━━━━━ RECORDS FOR PROCESSING ━━━━━

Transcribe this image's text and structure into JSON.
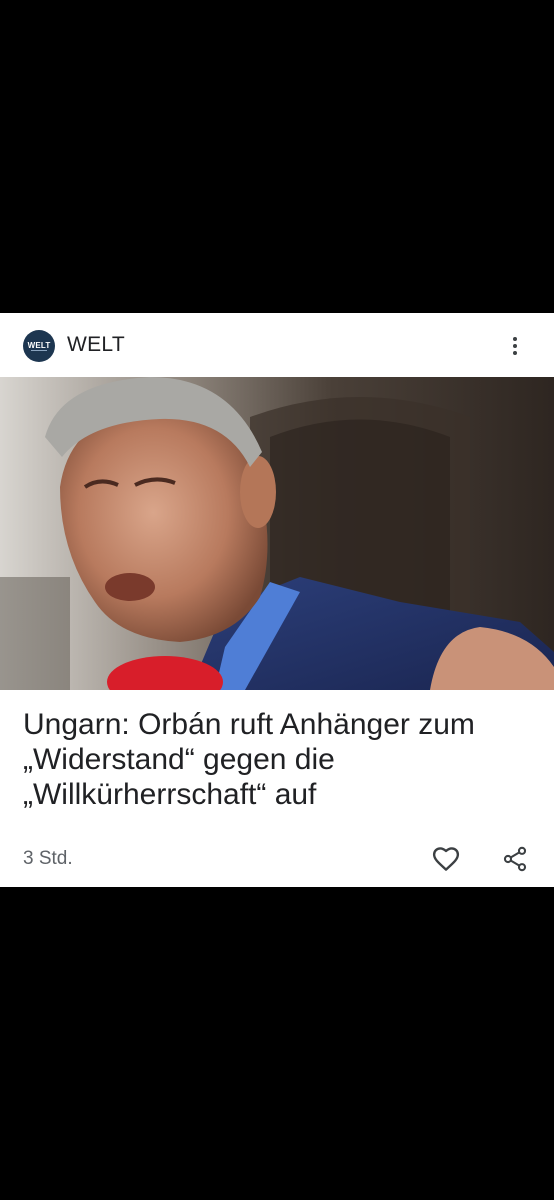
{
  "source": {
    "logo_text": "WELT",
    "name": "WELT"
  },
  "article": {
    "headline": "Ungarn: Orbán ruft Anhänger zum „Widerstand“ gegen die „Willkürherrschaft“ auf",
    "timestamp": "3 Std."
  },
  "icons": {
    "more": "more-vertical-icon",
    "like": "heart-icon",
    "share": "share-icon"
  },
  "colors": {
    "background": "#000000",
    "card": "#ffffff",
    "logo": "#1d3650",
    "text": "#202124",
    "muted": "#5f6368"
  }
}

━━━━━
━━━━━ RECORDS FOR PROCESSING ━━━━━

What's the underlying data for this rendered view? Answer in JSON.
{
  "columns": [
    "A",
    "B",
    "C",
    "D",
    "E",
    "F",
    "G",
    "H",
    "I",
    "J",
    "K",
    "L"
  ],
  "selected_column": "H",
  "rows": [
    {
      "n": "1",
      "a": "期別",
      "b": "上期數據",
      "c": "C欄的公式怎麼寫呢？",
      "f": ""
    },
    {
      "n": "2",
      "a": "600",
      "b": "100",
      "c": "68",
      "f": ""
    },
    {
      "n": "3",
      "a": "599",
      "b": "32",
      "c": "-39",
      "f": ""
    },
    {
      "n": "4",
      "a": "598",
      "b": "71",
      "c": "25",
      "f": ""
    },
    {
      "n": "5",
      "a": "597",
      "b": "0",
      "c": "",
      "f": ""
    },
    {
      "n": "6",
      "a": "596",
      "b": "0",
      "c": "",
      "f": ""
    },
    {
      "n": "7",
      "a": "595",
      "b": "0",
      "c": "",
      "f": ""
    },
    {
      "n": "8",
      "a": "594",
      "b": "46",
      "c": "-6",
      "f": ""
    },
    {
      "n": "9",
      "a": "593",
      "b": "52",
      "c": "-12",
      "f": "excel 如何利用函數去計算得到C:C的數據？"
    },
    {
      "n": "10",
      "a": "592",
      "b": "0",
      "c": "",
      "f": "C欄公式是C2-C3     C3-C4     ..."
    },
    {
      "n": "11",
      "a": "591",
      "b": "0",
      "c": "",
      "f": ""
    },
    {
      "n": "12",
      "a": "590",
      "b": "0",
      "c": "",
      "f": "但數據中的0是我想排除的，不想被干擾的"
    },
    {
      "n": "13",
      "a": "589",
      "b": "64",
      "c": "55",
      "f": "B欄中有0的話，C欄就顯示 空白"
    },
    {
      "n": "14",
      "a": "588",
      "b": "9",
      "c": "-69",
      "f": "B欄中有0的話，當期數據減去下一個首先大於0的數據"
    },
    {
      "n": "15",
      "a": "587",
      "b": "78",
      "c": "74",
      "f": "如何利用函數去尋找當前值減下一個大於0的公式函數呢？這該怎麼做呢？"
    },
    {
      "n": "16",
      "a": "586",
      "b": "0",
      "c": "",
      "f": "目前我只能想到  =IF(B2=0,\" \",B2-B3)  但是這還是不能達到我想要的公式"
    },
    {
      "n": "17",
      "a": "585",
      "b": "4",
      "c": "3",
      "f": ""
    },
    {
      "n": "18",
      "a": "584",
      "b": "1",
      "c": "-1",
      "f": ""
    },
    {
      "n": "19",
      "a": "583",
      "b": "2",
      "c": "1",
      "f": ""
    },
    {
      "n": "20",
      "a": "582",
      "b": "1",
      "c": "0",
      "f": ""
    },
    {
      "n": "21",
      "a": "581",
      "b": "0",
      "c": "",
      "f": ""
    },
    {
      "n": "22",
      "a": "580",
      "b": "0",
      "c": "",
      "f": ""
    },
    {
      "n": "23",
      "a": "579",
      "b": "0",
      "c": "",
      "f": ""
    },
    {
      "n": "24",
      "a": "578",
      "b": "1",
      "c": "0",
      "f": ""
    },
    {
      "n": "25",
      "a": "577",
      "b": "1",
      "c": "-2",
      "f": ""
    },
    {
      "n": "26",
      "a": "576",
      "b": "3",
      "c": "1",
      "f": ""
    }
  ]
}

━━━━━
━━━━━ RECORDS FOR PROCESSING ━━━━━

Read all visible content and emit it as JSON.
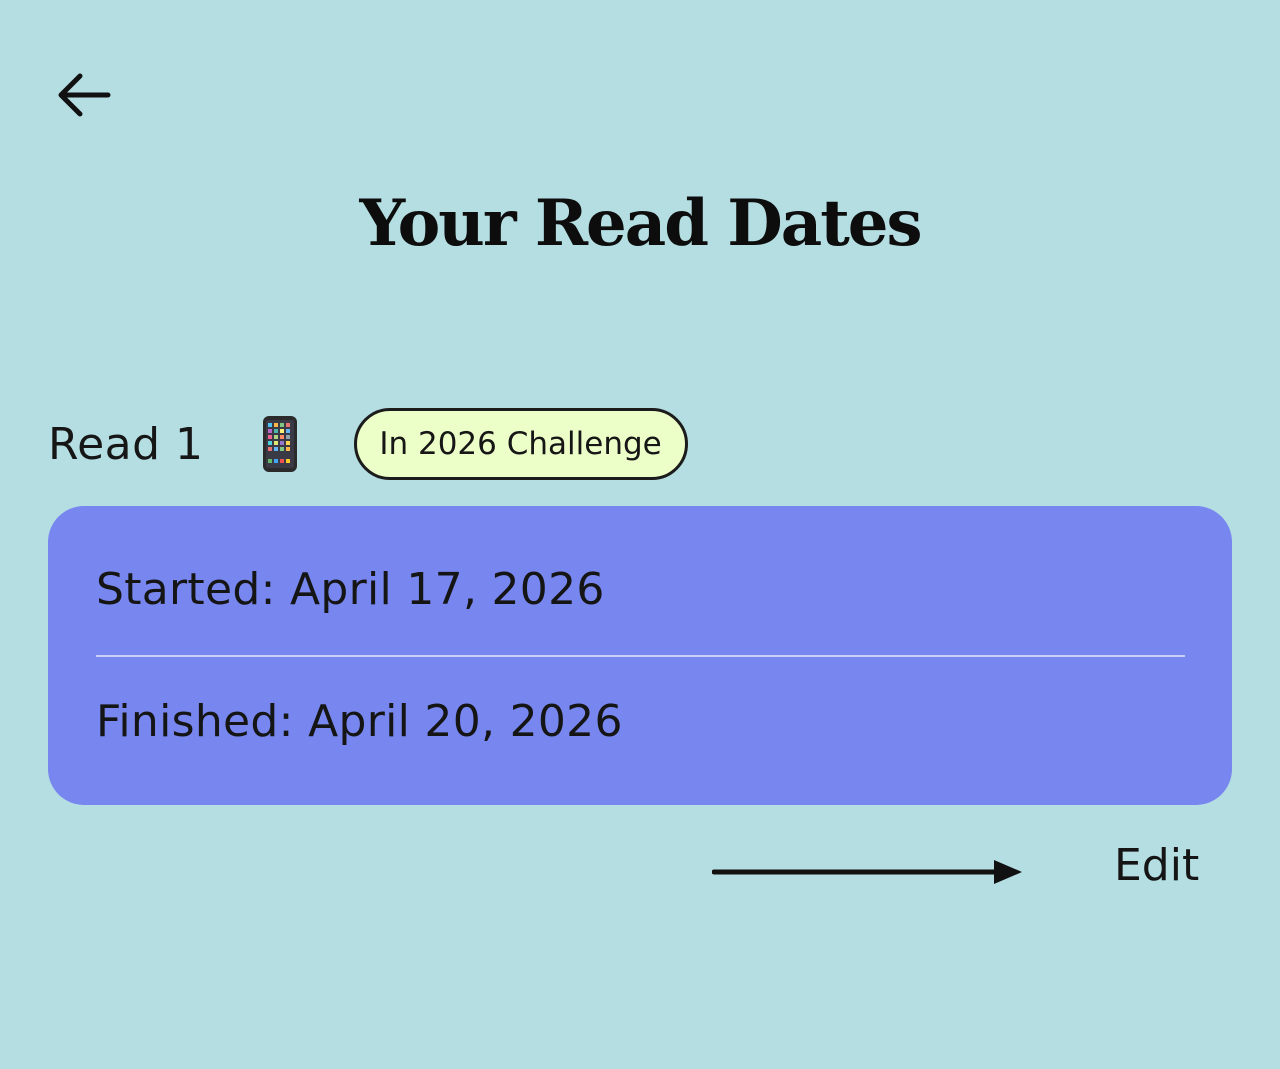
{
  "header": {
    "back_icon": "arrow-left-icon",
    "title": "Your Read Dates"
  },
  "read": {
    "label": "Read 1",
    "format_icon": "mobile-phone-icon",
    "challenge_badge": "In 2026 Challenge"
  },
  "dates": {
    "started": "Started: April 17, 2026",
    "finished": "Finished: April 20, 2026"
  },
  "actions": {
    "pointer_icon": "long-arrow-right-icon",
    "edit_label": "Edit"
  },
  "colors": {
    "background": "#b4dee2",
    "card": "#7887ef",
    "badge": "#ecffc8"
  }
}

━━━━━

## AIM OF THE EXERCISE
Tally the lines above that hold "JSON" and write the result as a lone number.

## ANSWER TO THIS TASK
3